Collection entries:
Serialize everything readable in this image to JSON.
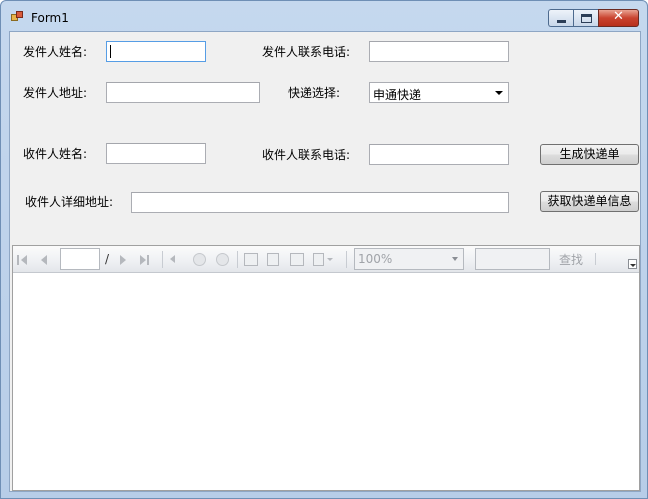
{
  "window": {
    "title": "Form1"
  },
  "form": {
    "sender_name_label": "发件人姓名:",
    "sender_phone_label": "发件人联系电话:",
    "sender_address_label": "发件人地址:",
    "courier_select_label": "快递选择:",
    "courier_selected": "申通快递",
    "recipient_name_label": "收件人姓名:",
    "recipient_phone_label": "收件人联系电话:",
    "recipient_address_label": "收件人详细地址:",
    "sender_name_value": "",
    "sender_phone_value": "",
    "sender_address_value": "",
    "recipient_name_value": "",
    "recipient_phone_value": "",
    "recipient_address_value": "",
    "generate_button": "生成快递单",
    "fetch_button": "获取快递单信息"
  },
  "report_toolbar": {
    "page_separator": "/",
    "zoom_value": "100%",
    "find_label": "查找",
    "icons": [
      "first-page-icon",
      "previous-page-icon",
      "next-page-icon",
      "last-page-icon",
      "back-icon",
      "stop-icon",
      "refresh-icon",
      "print-icon",
      "print-layout-icon",
      "page-setup-icon",
      "export-icon"
    ]
  }
}
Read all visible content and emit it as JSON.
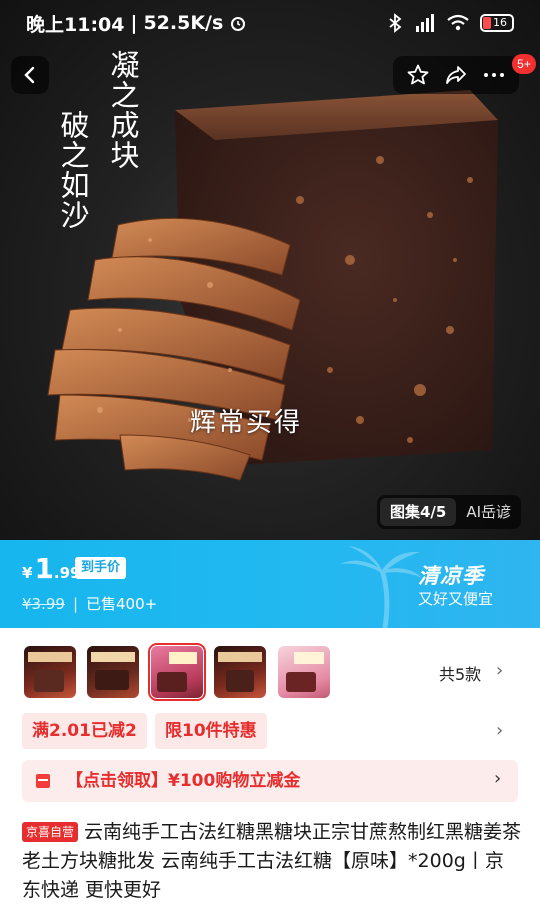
{
  "status_bar": {
    "time": "晚上11:04",
    "net_speed": "52.5K/s",
    "battery": "16"
  },
  "hero": {
    "text_right": "凝之成块",
    "text_left": "破之如沙",
    "caption": "辉常买得",
    "gallery_tab": "图集4/5",
    "ai_tab": "AI岳谚"
  },
  "top_nav": {
    "badge": "5+"
  },
  "price": {
    "currency": "¥",
    "integer": "1",
    "decimal": ".99",
    "hand_price_tag": "到手价",
    "original_price": "¥3.99",
    "sold": "已售400+"
  },
  "promo": {
    "title": "清凉季",
    "subtitle": "又好又便宜"
  },
  "variants": {
    "count_label": "共5款",
    "selected_index": 2
  },
  "discounts": {
    "tag1": "满2.01已减2",
    "tag2": "限10件特惠"
  },
  "coupon": {
    "text": "【点击领取】¥100购物立减金"
  },
  "product": {
    "badge": "京喜自营",
    "title": "云南纯手工古法红糖黑糖块正宗甘蔗熬制红黑糖姜茶老土方块糖批发 云南纯手工古法红糖【原味】*200g丨京东快递 更快更好"
  },
  "colors": {
    "price_band": "#22b8f0",
    "accent_red": "#e62e2e",
    "tag_bg": "#fde8e8"
  }
}
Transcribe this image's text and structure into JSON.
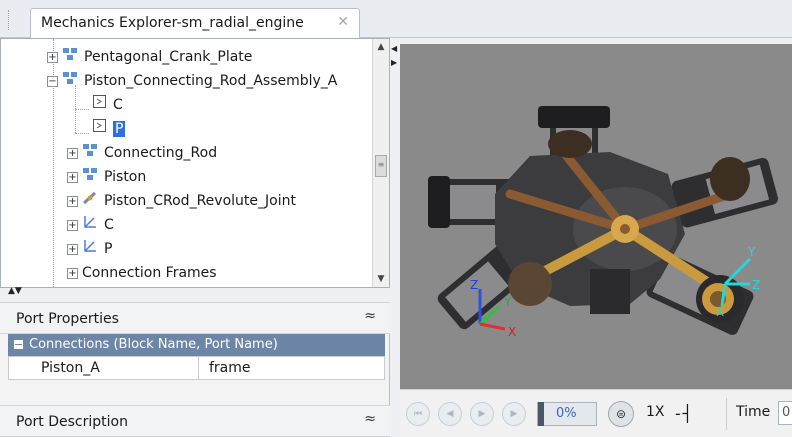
{
  "tab": {
    "title": "Mechanics Explorer-sm_radial_engine",
    "close_glyph": "✕"
  },
  "tree": {
    "items": [
      {
        "label": "Pentagonal_Crank_Plate",
        "icon": "subsystem-icon",
        "expander": "+"
      },
      {
        "label": "Piston_Connecting_Rod_Assembly_A",
        "icon": "subsystem-icon",
        "expander": "−"
      },
      {
        "label": "C",
        "icon": "port-icon",
        "expander": ""
      },
      {
        "label": "P",
        "icon": "port-icon",
        "expander": "",
        "selected": true
      },
      {
        "label": "Connecting_Rod",
        "icon": "subsystem-icon",
        "expander": "+"
      },
      {
        "label": "Piston",
        "icon": "subsystem-icon",
        "expander": "+"
      },
      {
        "label": "Piston_CRod_Revolute_Joint",
        "icon": "joint-icon",
        "expander": "+"
      },
      {
        "label": "C",
        "icon": "frame-icon",
        "expander": "+"
      },
      {
        "label": "P",
        "icon": "frame-icon",
        "expander": "+"
      },
      {
        "label": "Connection Frames",
        "icon": "",
        "expander": "+"
      }
    ]
  },
  "port_properties": {
    "title": "Port Properties",
    "collapse_glyph": "≈",
    "group_label": "Connections (Block Name, Port Name)",
    "row": {
      "name": "Piston_A",
      "value": "frame"
    }
  },
  "port_description": {
    "title": "Port Description",
    "expand_glyph": "≈"
  },
  "playback": {
    "buttons": [
      "skip-to-start",
      "step-back",
      "play",
      "step-forward"
    ],
    "progress_percent": 0,
    "progress_label": "0%",
    "speed": "1X",
    "time_label": "Time",
    "time_value": "0"
  },
  "viewer": {
    "background": "#8a8a8a",
    "triad_left": {
      "x": "X",
      "y": "Y",
      "z": "Z"
    },
    "triad_right": {
      "x": "X",
      "y": "Y",
      "z": "Z"
    }
  },
  "colors": {
    "selection": "#2f6fe0",
    "group_header": "#6e86a6",
    "accent": "#3a66c4"
  }
}
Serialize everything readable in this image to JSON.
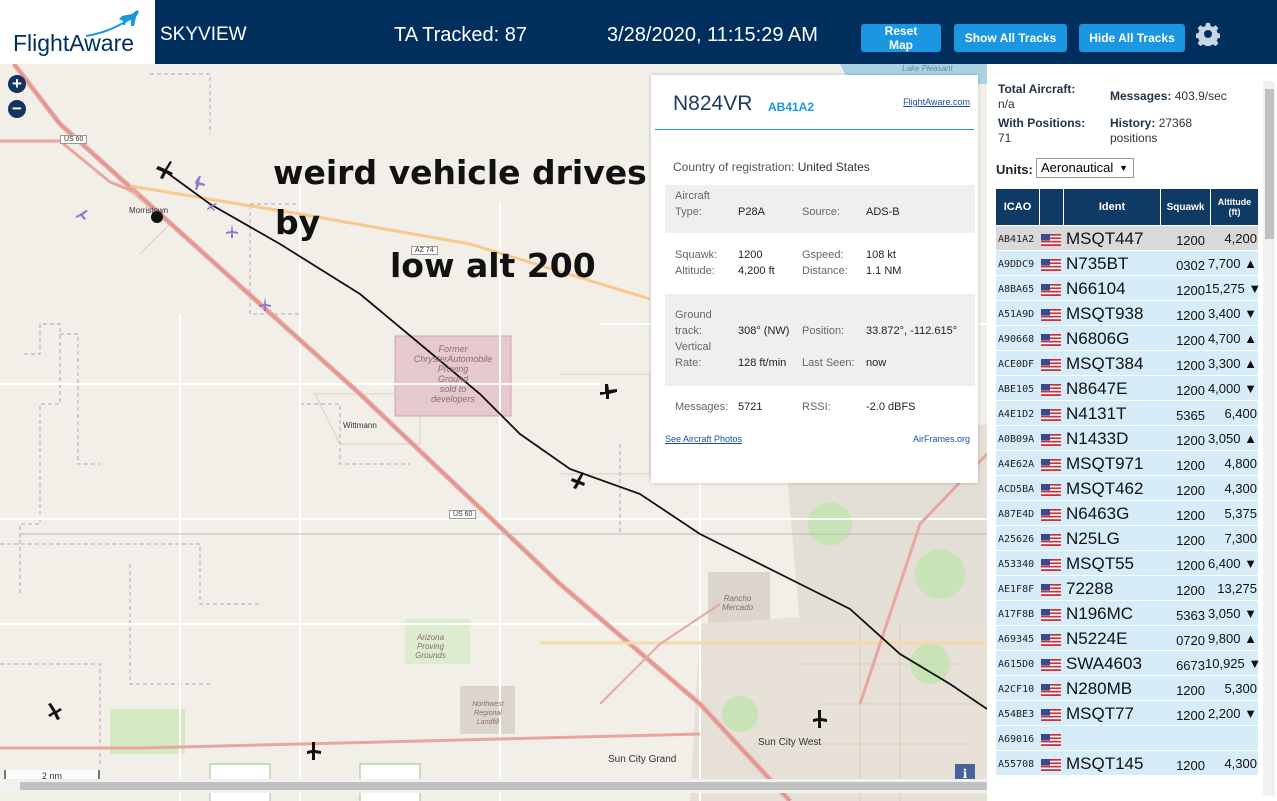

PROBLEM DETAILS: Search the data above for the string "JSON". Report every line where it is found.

YOUR RESPONSE:
Serialize everything readable in this image to JSON.
Read all visible content and emit it as JSON.
Transcribe this image's text and structure into JSON.
Serialize everything readable in this image to JSON.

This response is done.